Exercise materials>
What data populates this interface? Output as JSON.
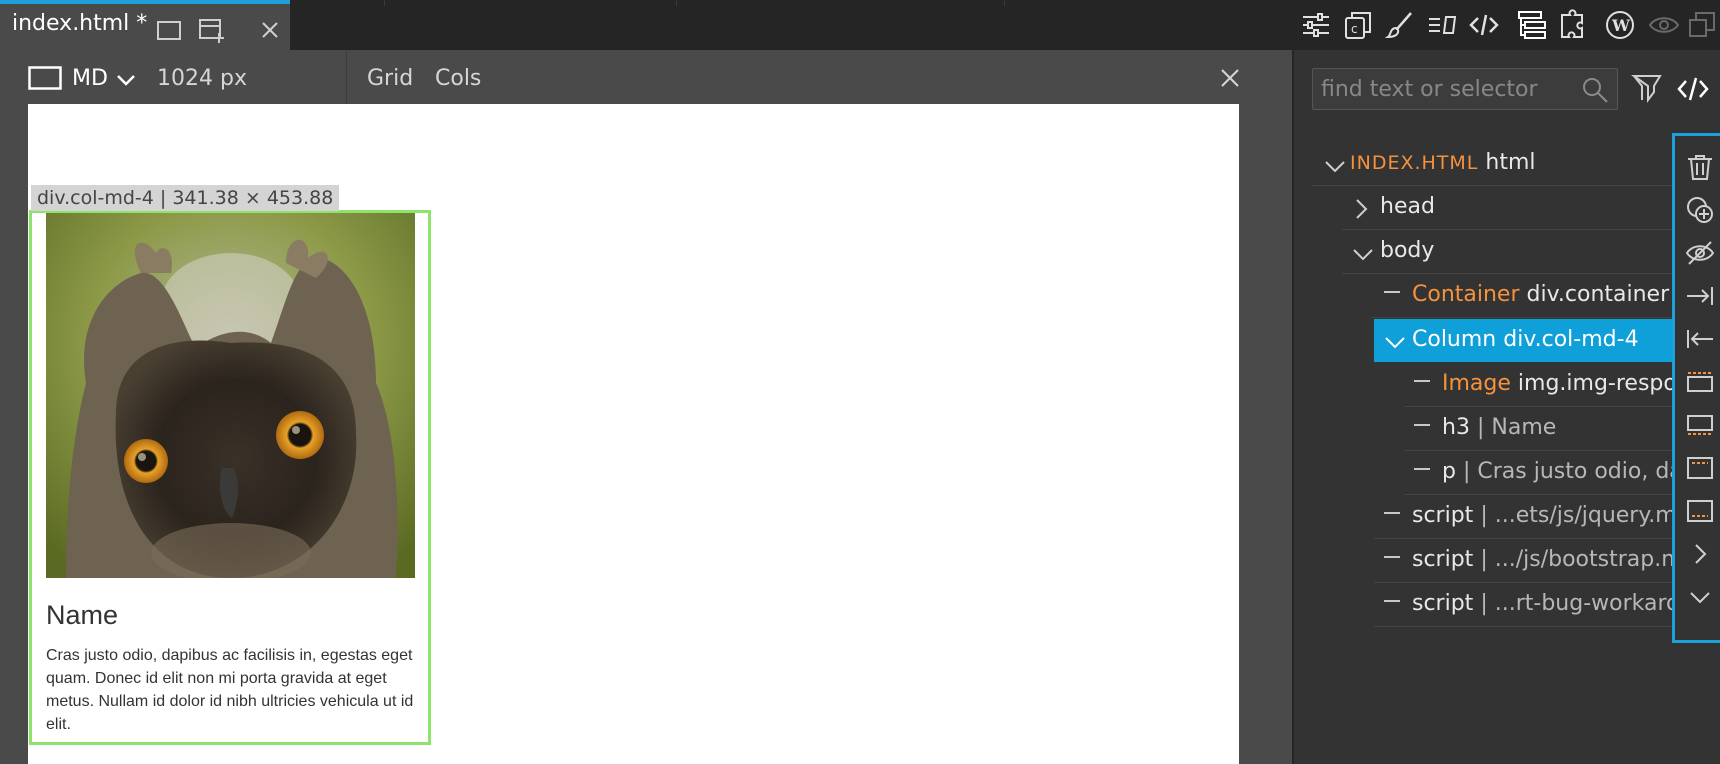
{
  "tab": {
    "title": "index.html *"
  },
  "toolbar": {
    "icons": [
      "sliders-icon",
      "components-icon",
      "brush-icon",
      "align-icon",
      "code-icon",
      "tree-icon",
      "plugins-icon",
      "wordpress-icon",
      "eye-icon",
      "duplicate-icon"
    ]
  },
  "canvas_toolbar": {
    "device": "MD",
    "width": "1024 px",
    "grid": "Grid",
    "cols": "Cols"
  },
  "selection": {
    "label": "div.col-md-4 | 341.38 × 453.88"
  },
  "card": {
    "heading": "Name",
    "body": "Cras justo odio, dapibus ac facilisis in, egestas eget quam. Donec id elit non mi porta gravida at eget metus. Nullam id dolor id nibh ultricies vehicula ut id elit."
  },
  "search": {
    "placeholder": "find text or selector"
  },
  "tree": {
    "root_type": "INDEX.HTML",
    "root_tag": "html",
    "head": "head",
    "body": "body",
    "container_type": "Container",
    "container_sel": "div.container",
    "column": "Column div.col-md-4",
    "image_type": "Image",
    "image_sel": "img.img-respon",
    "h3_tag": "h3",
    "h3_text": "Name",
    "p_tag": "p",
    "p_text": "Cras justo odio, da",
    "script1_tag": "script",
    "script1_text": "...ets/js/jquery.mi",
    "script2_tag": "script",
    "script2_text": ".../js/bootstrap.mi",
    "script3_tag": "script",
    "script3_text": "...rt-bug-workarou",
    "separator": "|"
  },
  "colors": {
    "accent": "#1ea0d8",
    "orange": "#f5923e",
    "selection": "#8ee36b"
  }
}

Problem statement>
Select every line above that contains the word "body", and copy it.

Answer area>
    "body": "Cras justo odio, dapibus ac facilisis in, egestas eget quam. Donec id elit non mi porta gravida at eget metus. Nullam id dolor id nibh ultricies vehicula ut id elit."
    "body": "body",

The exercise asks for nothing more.